“Having a second supplier, that is definitely something we need,” said Raj Patel, pharmacist and owner of Remedy’s Rx Pharmacy in Elmira. “At least two manufacturers. So if somebody’s manufacturing facility has some accident like a fire or something, then the other manufacturers will make sure there is a continuous supply.”

He noted, however, the inherent challenge of safely manufacturing the auto-injector, and the high level of quality needed.

“The medication has to be delivered in an accurate amount, and delivered automatically when we activate it, the device. Now that makes it a little more complicated – more challenging – in terms of automation, and it has to be 100 per cent accurate all the time.”

The sentiment was echoed by a second pharmacist in Elmira, Samer Mikhail.

“In my opinion, unfortunately there is one company only that makes it. And this type of medication is [lifesaving],” said Mikhail, owner of the Woolwich Total Health Pharmacy in Elmira. “I’m not sure if there is a way… that this type of medication should not be depending only on one company. In dealing with a medication that is important and can be urgently needed.”

Instead, Mikhail suggested an alternative supply as a possible solution to avoid future shortages.

“They will not be competing as much as they will be providing a good coverage for the community. Or the idea of having a product like that is to protect our patients from an anaphylactic shock. So when we have only one company and it’s short due to any reason, then we’re jeopardizing our coverage for the people that we care about.”

Mikhail added, however, that the government was limited in how it could control the supply of drugs, while having multiple suppliers of a medication was not a foolproof strategy.

“There are other examples of other drugs in the market that can go on back-order, and you find that it has a shortage. And even when there is more than one company that makes it, sometimes you find that they source it from the same provider,” he noted.

For those depending on the emergency medication to stave off life-threatening allergic reactions, Health Canada is recommending people be prepared to use an expired EpiPen, if necessary.

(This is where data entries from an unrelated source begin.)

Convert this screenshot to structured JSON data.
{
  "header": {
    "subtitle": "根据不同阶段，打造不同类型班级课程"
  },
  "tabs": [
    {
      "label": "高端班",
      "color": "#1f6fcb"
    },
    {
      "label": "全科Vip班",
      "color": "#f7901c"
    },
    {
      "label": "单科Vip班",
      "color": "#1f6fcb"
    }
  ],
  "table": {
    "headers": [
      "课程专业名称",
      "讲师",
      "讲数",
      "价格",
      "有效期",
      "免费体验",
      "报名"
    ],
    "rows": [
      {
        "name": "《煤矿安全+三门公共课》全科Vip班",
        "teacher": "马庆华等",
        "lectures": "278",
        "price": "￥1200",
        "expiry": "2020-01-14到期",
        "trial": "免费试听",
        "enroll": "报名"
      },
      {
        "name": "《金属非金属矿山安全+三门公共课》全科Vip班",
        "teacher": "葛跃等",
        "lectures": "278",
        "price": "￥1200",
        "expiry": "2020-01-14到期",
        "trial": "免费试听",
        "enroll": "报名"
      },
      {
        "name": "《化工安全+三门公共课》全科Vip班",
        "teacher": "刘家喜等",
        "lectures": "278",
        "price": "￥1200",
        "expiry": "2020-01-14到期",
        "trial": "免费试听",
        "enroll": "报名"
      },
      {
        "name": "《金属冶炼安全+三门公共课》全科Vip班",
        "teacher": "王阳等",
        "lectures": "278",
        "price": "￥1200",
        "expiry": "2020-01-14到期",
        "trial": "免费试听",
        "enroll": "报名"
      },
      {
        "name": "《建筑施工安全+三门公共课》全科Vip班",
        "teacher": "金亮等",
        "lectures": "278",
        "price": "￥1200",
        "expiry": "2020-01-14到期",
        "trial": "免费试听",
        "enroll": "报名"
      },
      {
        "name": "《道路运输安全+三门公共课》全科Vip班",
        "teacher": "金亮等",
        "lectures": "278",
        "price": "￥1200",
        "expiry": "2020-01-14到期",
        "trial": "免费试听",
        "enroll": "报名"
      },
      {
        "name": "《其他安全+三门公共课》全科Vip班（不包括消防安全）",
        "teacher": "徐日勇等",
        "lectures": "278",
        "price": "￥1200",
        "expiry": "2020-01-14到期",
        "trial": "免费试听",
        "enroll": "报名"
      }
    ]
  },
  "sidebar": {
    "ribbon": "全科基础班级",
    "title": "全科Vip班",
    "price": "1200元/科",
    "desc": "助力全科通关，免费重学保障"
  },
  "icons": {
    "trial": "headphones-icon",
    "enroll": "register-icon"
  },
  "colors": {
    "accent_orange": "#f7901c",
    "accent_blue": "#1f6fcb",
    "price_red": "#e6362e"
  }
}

“In light of the shortage, if you are experiencing an anaphylactic reaction and have only an expired auto-injector, use the expired product and immediately contact 911. Regardless of whether the product is expired, you should get to the nearest hospital as soon as possible following the administration of the product, as instructed in the product labelling,” said Health Canada on their website.

“The supply of EpiPens in the 0.3 mg format is expected to be very limited in pharmacies. EpiPen Jr. (0.15 mg) is reportedly also experiencing shortages, and “the supply is limited and is being carefully managed at the national level.”

The supplier Pfizer Canada, meanwhile, has said that it is seeking to replenish the diminishing stocks as soon as possible.

“Pfizer anticipates the next shipment of EpiPen 0.3 mg to the Canadian market by late August 2018. At which time, limited inventory will be available and will continue to be managed through measured allocation.”

Health Canada is advising Canadians to check the website Drug Shortages Canada for up-to-date information on the situation.

To encourage thoughtful and respectful conversations, first and last names will appear with each submission to The Observer's online community. Pseudonyms are not permitted. By submitting a comment, you accept that The Observer has the right to reproduce and publish that comment in whole or in part, in any manner The Observer chooses. Please note that The Observer does not endorse the opinions expressed in comments. Comments on this story are moderated according to our submission guidelines. Comments are welcome while open. We reserve the right to close comments at any time.

LIVING HERE

Sketches of our town

Slowing down and taking in our surroundings – the proverbial stopping to smell the roses – is oft discussed but seldom acted on. The measures put in place to slow the coronavirus...

In Print. Online. In Pictures. In Depth.

You obviously love community journalism. Thanks for visiting today. If you have a great local story, let us know.

Woolwich approves waiving late fees in response to pandemic

Measures such as waiving late-payment charges, adopted last week by Woolwich council, may be just the first steps as the township deals...
- Advertisement -